The monument consists of the remains of the trunk and above is a sculpture made up of thousands of pieces of wood that leave a negative space where the tree once was. So worth a visit at night to get the full effect.
Barcaldine also earns our respect as a town with the most pubs in the shortest distance, excluding The Rocks. In just 300m there were 5 pubs. Not bad with a population of under 1000 from the looks of it. Set up as the rain started at a free camp and checked out the weather. Thunderstorms lasting 3 days over the outback dirt roads we intended to travel on. We had to change our route as we had experienced what a little rain can do to outback roads and it may have been foolish to travel the roads with the amount of rain we saw on the radar and forecasts of plenty more of the same.
Bright sunshine and dry canvas the next day but the weather app was still predicting bad weather over our route. We went into Barky only to find it was a local public holiday and not even the Visitor Information Centre was open. With almost 2 hours to kill until the Australian Workers Heritage Centre opened we decided to cut our losses and head to our new destination of Emerald.
Lobbed at the Emerald Hotel in time for the running of the 2016 Melbourne Cup - the race for the trophy we held during our visit to Croydon. Obviously holding the cup gave us no insight as we didn't have a single win or place. Eli's ticket came closest with his Mystery Trifecta having the first and third horses correct but being 13 instead of 12 for the second place horse. Would have been worth about $15 so it wasn't a cry into your beer moment. The Emerald Botanic Gardens is that town's free camp. The tracks through here are extensive and would take a few hours to explore even on a bike. Wonderful asset.
Still hot and dry with none of the forecast rain so we headed up the Gregory Development Road and across the Bowen Development Road where we camped the night with the bugs. Rain around but none on us. Continuing on through Collinsville and past the coal mine we arrived at the coast at Bowen. Firstly Queens Beach then snorkelled at Greys Bay and Horseshoe Bay. Well Glen snorkelled and saw lots of large, colourful fish, Julie set up the inflatable lounge on the beach and read. Moving on we stayed at Miowera - $5 per head per night and for an extra $5 you get dinner. Pretty good set up really for a small slashed paddock with the highway on one side and the railway line on the other. Some of the backpackers were mowing, setting up the fire or helping to cook.
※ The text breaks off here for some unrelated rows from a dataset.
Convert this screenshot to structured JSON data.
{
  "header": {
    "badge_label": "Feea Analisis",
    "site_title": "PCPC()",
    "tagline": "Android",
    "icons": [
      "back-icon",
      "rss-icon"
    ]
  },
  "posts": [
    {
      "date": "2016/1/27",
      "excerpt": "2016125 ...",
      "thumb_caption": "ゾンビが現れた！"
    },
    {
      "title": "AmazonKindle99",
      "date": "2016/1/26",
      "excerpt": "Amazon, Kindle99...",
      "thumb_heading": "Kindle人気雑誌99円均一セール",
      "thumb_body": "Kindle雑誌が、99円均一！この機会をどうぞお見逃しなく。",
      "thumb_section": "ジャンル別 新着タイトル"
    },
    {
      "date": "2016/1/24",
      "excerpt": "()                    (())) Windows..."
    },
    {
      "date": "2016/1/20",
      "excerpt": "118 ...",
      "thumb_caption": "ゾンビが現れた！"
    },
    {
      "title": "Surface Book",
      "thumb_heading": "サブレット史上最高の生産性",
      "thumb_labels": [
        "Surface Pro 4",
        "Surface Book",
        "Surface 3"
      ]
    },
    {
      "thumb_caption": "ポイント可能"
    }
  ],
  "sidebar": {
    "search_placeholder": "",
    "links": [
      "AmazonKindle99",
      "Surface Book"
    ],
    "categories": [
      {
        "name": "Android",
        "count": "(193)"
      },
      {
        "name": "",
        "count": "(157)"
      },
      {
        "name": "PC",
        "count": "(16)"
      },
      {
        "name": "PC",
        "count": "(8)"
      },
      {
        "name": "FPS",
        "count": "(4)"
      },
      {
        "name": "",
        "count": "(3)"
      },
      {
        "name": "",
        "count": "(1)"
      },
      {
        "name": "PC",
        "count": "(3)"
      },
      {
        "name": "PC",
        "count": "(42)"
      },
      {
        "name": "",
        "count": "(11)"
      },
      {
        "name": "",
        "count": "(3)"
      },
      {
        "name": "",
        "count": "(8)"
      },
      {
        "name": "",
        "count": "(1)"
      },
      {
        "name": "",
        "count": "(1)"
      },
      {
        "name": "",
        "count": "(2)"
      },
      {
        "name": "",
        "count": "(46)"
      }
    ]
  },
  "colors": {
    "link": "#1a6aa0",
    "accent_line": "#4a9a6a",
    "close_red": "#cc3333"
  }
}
There's only one toilet and it's in the same room as the shower but it all seems friendly and relaxed. There's even a dope plant in the vegie patch. We can't decide if we'll move on in the morning or use this as a base.